Leaving the pictures aside, restate all of the data exactly.

Input data:
((

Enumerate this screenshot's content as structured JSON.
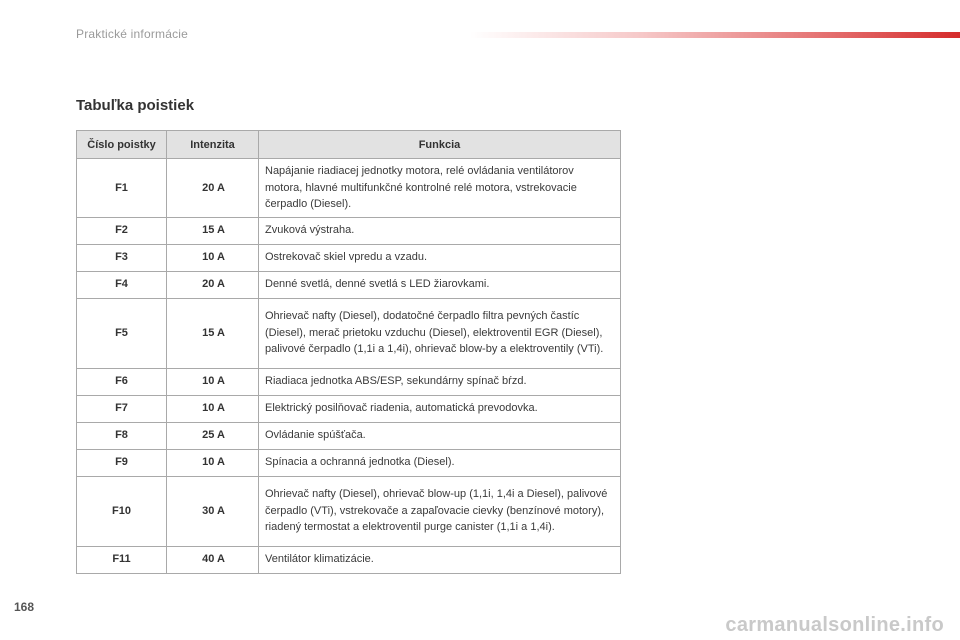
{
  "header": {
    "title": "Praktické informácie",
    "accent_color": "#d52b2b"
  },
  "section": {
    "title": "Tabuľka poistiek"
  },
  "table": {
    "columns": [
      "Číslo poistky",
      "Intenzita",
      "Funkcia"
    ],
    "rows": [
      {
        "number": "F1",
        "ampere": "20 A",
        "function": "Napájanie riadiacej jednotky motora, relé ovládania ventilátorov motora, hlavné multifunkčné kontrolné relé motora, vstrekovacie čerpadlo (Diesel)."
      },
      {
        "number": "F2",
        "ampere": "15 A",
        "function": "Zvuková výstraha."
      },
      {
        "number": "F3",
        "ampere": "10 A",
        "function": "Ostrekovač skiel vpredu a vzadu."
      },
      {
        "number": "F4",
        "ampere": "20 A",
        "function": "Denné svetlá, denné svetlá s LED žiarovkami."
      },
      {
        "number": "F5",
        "ampere": "15 A",
        "function": "Ohrievač nafty (Diesel), dodatočné čerpadlo filtra pevných častíc (Diesel), merač prietoku vzduchu (Diesel), elektroventil EGR (Diesel), palivové čerpadlo (1,1i a 1,4i), ohrievač blow-by a elektroventily (VTi)."
      },
      {
        "number": "F6",
        "ampere": "10 A",
        "function": "Riadiaca jednotka ABS/ESP, sekundárny spínač bŕzd."
      },
      {
        "number": "F7",
        "ampere": "10 A",
        "function": "Elektrický posilňovač riadenia, automatická prevodovka."
      },
      {
        "number": "F8",
        "ampere": "25 A",
        "function": "Ovládanie spúšťača."
      },
      {
        "number": "F9",
        "ampere": "10 A",
        "function": "Spínacia a ochranná jednotka (Diesel)."
      },
      {
        "number": "F10",
        "ampere": "30 A",
        "function": "Ohrievač nafty (Diesel), ohrievač blow-up (1,1i, 1,4i a Diesel), palivové čerpadlo (VTi), vstrekovače a zapaľovacie cievky (benzínové motory), riadený termostat a elektroventil purge canister (1,1i a 1,4i)."
      },
      {
        "number": "F11",
        "ampere": "40 A",
        "function": "Ventilátor klimatizácie."
      }
    ]
  },
  "footer": {
    "page_number": "168",
    "watermark": "carmanualsonline.info"
  }
}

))

Answer box:
Enumerate this screenshot's content as structured JSON.
{
  "header": {
    "title": "Praktické informácie",
    "accent_color": "#d52b2b"
  },
  "section": {
    "title": "Tabuľka poistiek"
  },
  "table": {
    "columns": [
      "Číslo poistky",
      "Intenzita",
      "Funkcia"
    ],
    "rows": [
      {
        "number": "F1",
        "ampere": "20 A",
        "function": "Napájanie riadiacej jednotky motora, relé ovládania ventilátorov motora, hlavné multifunkčné kontrolné relé motora, vstrekovacie čerpadlo (Diesel)."
      },
      {
        "number": "F2",
        "ampere": "15 A",
        "function": "Zvuková výstraha."
      },
      {
        "number": "F3",
        "ampere": "10 A",
        "function": "Ostrekovač skiel vpredu a vzadu."
      },
      {
        "number": "F4",
        "ampere": "20 A",
        "function": "Denné svetlá, denné svetlá s LED žiarovkami."
      },
      {
        "number": "F5",
        "ampere": "15 A",
        "function": "Ohrievač nafty (Diesel), dodatočné čerpadlo filtra pevných častíc (Diesel), merač prietoku vzduchu (Diesel), elektroventil EGR (Diesel), palivové čerpadlo (1,1i a 1,4i), ohrievač blow-by a elektroventily (VTi)."
      },
      {
        "number": "F6",
        "ampere": "10 A",
        "function": "Riadiaca jednotka ABS/ESP, sekundárny spínač bŕzd."
      },
      {
        "number": "F7",
        "ampere": "10 A",
        "function": "Elektrický posilňovač riadenia, automatická prevodovka."
      },
      {
        "number": "F8",
        "ampere": "25 A",
        "function": "Ovládanie spúšťača."
      },
      {
        "number": "F9",
        "ampere": "10 A",
        "function": "Spínacia a ochranná jednotka (Diesel)."
      },
      {
        "number": "F10",
        "ampere": "30 A",
        "function": "Ohrievač nafty (Diesel), ohrievač blow-up (1,1i, 1,4i a Diesel), palivové čerpadlo (VTi), vstrekovače a zapaľovacie cievky (benzínové motory), riadený termostat a elektroventil purge canister (1,1i a 1,4i)."
      },
      {
        "number": "F11",
        "ampere": "40 A",
        "function": "Ventilátor klimatizácie."
      }
    ]
  },
  "footer": {
    "page_number": "168",
    "watermark": "carmanualsonline.info"
  }
}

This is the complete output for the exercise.